- [WHAT TO DO]: Exactly reproduce each of the entries shown below.

- [RECORDS SUPPLIED]:
--------------------------------
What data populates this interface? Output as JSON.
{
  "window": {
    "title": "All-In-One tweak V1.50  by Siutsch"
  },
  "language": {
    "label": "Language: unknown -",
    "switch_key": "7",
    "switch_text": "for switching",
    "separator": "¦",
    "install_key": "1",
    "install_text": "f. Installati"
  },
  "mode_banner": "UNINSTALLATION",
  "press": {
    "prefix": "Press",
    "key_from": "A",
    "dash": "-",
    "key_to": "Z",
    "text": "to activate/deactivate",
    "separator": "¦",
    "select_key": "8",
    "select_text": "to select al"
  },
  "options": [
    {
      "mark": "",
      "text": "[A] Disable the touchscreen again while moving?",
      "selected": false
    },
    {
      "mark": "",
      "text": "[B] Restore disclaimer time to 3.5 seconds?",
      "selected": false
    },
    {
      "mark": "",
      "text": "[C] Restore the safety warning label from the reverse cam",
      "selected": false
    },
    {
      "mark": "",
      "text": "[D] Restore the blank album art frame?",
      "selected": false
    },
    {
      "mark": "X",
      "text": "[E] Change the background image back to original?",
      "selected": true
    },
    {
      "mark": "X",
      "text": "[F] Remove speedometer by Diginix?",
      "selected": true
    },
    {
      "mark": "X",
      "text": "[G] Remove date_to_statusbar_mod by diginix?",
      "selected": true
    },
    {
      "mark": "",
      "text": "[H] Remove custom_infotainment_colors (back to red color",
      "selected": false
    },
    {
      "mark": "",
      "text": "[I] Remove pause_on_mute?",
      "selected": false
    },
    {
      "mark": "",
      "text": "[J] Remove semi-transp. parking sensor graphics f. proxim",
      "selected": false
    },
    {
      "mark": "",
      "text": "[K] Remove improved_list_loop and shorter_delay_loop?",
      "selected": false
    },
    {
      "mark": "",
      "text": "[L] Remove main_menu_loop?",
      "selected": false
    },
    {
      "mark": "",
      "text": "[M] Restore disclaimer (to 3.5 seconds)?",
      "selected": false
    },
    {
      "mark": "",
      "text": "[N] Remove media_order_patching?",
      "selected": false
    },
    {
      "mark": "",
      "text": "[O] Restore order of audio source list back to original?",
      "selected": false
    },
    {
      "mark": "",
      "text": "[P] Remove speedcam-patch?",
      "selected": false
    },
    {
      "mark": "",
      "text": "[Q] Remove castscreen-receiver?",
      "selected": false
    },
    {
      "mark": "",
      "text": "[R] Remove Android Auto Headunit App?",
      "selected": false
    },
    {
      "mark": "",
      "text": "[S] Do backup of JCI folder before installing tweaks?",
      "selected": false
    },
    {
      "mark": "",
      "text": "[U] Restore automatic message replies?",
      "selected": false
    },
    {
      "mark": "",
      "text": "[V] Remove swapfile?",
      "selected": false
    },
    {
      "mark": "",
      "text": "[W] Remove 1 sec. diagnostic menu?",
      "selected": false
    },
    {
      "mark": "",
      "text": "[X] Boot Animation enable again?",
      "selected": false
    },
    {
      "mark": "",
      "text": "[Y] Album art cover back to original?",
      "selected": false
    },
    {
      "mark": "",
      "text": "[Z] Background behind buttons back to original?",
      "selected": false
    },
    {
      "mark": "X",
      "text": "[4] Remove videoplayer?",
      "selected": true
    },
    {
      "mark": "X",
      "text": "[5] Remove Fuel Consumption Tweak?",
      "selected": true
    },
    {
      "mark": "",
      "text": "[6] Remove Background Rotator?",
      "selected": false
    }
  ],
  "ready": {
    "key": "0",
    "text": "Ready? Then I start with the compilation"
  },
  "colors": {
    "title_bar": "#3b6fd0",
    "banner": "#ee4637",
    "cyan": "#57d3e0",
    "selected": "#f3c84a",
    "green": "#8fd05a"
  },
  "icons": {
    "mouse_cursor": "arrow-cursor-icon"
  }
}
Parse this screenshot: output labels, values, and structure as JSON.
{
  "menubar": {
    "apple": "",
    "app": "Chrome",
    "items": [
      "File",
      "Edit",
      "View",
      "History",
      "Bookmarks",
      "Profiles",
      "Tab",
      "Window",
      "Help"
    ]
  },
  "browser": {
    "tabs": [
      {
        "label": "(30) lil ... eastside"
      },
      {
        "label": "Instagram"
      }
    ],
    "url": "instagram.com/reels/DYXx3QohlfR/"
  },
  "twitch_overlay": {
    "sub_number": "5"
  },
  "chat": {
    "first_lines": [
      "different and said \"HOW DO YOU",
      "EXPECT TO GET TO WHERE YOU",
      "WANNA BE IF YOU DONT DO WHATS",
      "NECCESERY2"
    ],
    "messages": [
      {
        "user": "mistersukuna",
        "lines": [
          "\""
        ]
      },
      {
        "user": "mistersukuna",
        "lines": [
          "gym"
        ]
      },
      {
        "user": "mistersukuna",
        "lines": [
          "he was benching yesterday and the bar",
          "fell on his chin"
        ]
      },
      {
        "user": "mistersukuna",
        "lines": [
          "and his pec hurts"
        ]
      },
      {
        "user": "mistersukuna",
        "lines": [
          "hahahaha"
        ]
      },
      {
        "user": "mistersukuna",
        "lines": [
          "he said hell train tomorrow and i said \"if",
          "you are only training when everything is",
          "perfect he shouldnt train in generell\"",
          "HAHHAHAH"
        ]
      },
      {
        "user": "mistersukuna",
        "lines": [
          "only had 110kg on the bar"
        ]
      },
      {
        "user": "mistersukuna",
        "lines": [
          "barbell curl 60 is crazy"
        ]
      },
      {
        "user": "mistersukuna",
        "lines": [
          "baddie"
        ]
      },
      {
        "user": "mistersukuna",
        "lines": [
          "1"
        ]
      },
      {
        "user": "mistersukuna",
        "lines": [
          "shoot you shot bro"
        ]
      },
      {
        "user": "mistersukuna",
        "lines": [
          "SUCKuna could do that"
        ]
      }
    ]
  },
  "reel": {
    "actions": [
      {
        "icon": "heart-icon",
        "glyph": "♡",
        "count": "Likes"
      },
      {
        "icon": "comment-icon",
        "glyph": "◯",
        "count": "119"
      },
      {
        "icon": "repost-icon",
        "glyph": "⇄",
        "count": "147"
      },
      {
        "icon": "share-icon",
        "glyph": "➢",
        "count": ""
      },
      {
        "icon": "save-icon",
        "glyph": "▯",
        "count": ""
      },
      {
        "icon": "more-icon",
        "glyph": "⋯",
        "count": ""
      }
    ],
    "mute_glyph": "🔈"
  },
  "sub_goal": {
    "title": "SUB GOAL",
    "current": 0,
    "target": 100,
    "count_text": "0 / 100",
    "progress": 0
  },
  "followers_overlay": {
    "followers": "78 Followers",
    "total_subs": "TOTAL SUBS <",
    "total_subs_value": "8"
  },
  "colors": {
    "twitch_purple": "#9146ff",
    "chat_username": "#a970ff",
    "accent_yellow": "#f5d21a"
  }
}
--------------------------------
- [RESULT OF THE EXERCISE]:
What data populates this interface? Output as JSON.
{
  "window": {
    "title": "All-In-One tweak V1.50  by Siutsch"
  },
  "language": {
    "label": "Language: unknown -",
    "switch_key": "7",
    "switch_text": "for switching",
    "separator": "¦",
    "install_key": "1",
    "install_text": "f. Installati"
  },
  "mode_banner": "UNINSTALLATION",
  "press": {
    "prefix": "Press",
    "key_from": "A",
    "dash": "-",
    "key_to": "Z",
    "text": "to activate/deactivate",
    "separator": "¦",
    "select_key": "8",
    "select_text": "to select al"
  },
  "options": [
    {
      "mark": "",
      "text": "[A] Disable the touchscreen again while moving?",
      "selected": false
    },
    {
      "mark": "",
      "text": "[B] Restore disclaimer time to 3.5 seconds?",
      "selected": false
    },
    {
      "mark": "",
      "text": "[C] Restore the safety warning label from the reverse cam",
      "selected": false
    },
    {
      "mark": "",
      "text": "[D] Restore the blank album art frame?",
      "selected": false
    },
    {
      "mark": "X",
      "text": "[E] Change the background image back to original?",
      "selected": true
    },
    {
      "mark": "X",
      "text": "[F] Remove speedometer by Diginix?",
      "selected": true
    },
    {
      "mark": "X",
      "text": "[G] Remove date_to_statusbar_mod by diginix?",
      "selected": true
    },
    {
      "mark": "",
      "text": "[H] Remove custom_infotainment_colors (back to red color",
      "selected": false
    },
    {
      "mark": "",
      "text": "[I] Remove pause_on_mute?",
      "selected": false
    },
    {
      "mark": "",
      "text": "[J] Remove semi-transp. parking sensor graphics f. proxim",
      "selected": false
    },
    {
      "mark": "",
      "text": "[K] Remove improved_list_loop and shorter_delay_loop?",
      "selected": false
    },
    {
      "mark": "",
      "text": "[L] Remove main_menu_loop?",
      "selected": false
    },
    {
      "mark": "",
      "text": "[M] Restore disclaimer (to 3.5 seconds)?",
      "selected": false
    },
    {
      "mark": "",
      "text": "[N] Remove media_order_patching?",
      "selected": false
    },
    {
      "mark": "",
      "text": "[O] Restore order of audio source list back to original?",
      "selected": false
    },
    {
      "mark": "",
      "text": "[P] Remove speedcam-patch?",
      "selected": false
    },
    {
      "mark": "",
      "text": "[Q] Remove castscreen-receiver?",
      "selected": false
    },
    {
      "mark": "",
      "text": "[R] Remove Android Auto Headunit App?",
      "selected": false
    },
    {
      "mark": "",
      "text": "[S] Do backup of JCI folder before installing tweaks?",
      "selected": false
    },
    {
      "mark": "",
      "text": "[U] Restore automatic message replies?",
      "selected": false
    },
    {
      "mark": "",
      "text": "[V] Remove swapfile?",
      "selected": false
    },
    {
      "mark": "",
      "text": "[W] Remove 1 sec. diagnostic menu?",
      "selected": false
    },
    {
      "mark": "",
      "text": "[X] Boot Animation enable again?",
      "selected": false
    },
    {
      "mark": "",
      "text": "[Y] Album art cover back to original?",
      "selected": false
    },
    {
      "mark": "",
      "text": "[Z] Background behind buttons back to original?",
      "selected": false
    },
    {
      "mark": "X",
      "text": "[4] Remove videoplayer?",
      "selected": true
    },
    {
      "mark": "X",
      "text": "[5] Remove Fuel Consumption Tweak?",
      "selected": true
    },
    {
      "mark": "",
      "text": "[6] Remove Background Rotator?",
      "selected": false
    }
  ],
  "ready": {
    "key": "0",
    "text": "Ready? Then I start with the compilation"
  },
  "colors": {
    "title_bar": "#3b6fd0",
    "banner": "#ee4637",
    "cyan": "#57d3e0",
    "selected": "#f3c84a",
    "green": "#8fd05a"
  },
  "icons": {
    "mouse_cursor": "arrow-cursor-icon"
  }
}
Parse this screenshot: output labels, values, and structure as JSON.
{
  "menubar": {
    "apple": "",
    "app": "Chrome",
    "items": [
      "File",
      "Edit",
      "View",
      "History",
      "Bookmarks",
      "Profiles",
      "Tab",
      "Window",
      "Help"
    ]
  },
  "browser": {
    "tabs": [
      {
        "label": "(30) lil ... eastside"
      },
      {
        "label": "Instagram"
      }
    ],
    "url": "instagram.com/reels/DYXx3QohlfR/"
  },
  "twitch_overlay": {
    "sub_number": "5"
  },
  "chat": {
    "first_lines": [
      "different and said \"HOW DO YOU",
      "EXPECT TO GET TO WHERE YOU",
      "WANNA BE IF YOU DONT DO WHATS",
      "NECCESERY2"
    ],
    "messages": [
      {
        "user": "mistersukuna",
        "lines": [
          "\""
        ]
      },
      {
        "user": "mistersukuna",
        "lines": [
          "gym"
        ]
      },
      {
        "user": "mistersukuna",
        "lines": [
          "he was benching yesterday and the bar",
          "fell on his chin"
        ]
      },
      {
        "user": "mistersukuna",
        "lines": [
          "and his pec hurts"
        ]
      },
      {
        "user": "mistersukuna",
        "lines": [
          "hahahaha"
        ]
      },
      {
        "user": "mistersukuna",
        "lines": [
          "he said hell train tomorrow and i said \"if",
          "you are only training when everything is",
          "perfect he shouldnt train in generell\"",
          "HAHHAHAH"
        ]
      },
      {
        "user": "mistersukuna",
        "lines": [
          "only had 110kg on the bar"
        ]
      },
      {
        "user": "mistersukuna",
        "lines": [
          "barbell curl 60 is crazy"
        ]
      },
      {
        "user": "mistersukuna",
        "lines": [
          "baddie"
        ]
      },
      {
        "user": "mistersukuna",
        "lines": [
          "1"
        ]
      },
      {
        "user": "mistersukuna",
        "lines": [
          "shoot you shot bro"
        ]
      },
      {
        "user": "mistersukuna",
        "lines": [
          "SUCKuna could do that"
        ]
      }
    ]
  },
  "reel": {
    "actions": [
      {
        "icon": "heart-icon",
        "glyph": "♡",
        "count": "Likes"
      },
      {
        "icon": "comment-icon",
        "glyph": "◯",
        "count": "119"
      },
      {
        "icon": "repost-icon",
        "glyph": "⇄",
        "count": "147"
      },
      {
        "icon": "share-icon",
        "glyph": "➢",
        "count": ""
      },
      {
        "icon": "save-icon",
        "glyph": "▯",
        "count": ""
      },
      {
        "icon": "more-icon",
        "glyph": "⋯",
        "count": ""
      }
    ],
    "mute_glyph": "🔈"
  },
  "sub_goal": {
    "title": "SUB GOAL",
    "current": 0,
    "target": 100,
    "count_text": "0 / 100",
    "progress": 0
  },
  "followers_overlay": {
    "followers": "78 Followers",
    "total_subs": "TOTAL SUBS <",
    "total_subs_value": "8"
  },
  "colors": {
    "twitch_purple": "#9146ff",
    "chat_username": "#a970ff",
    "accent_yellow": "#f5d21a"
  }
}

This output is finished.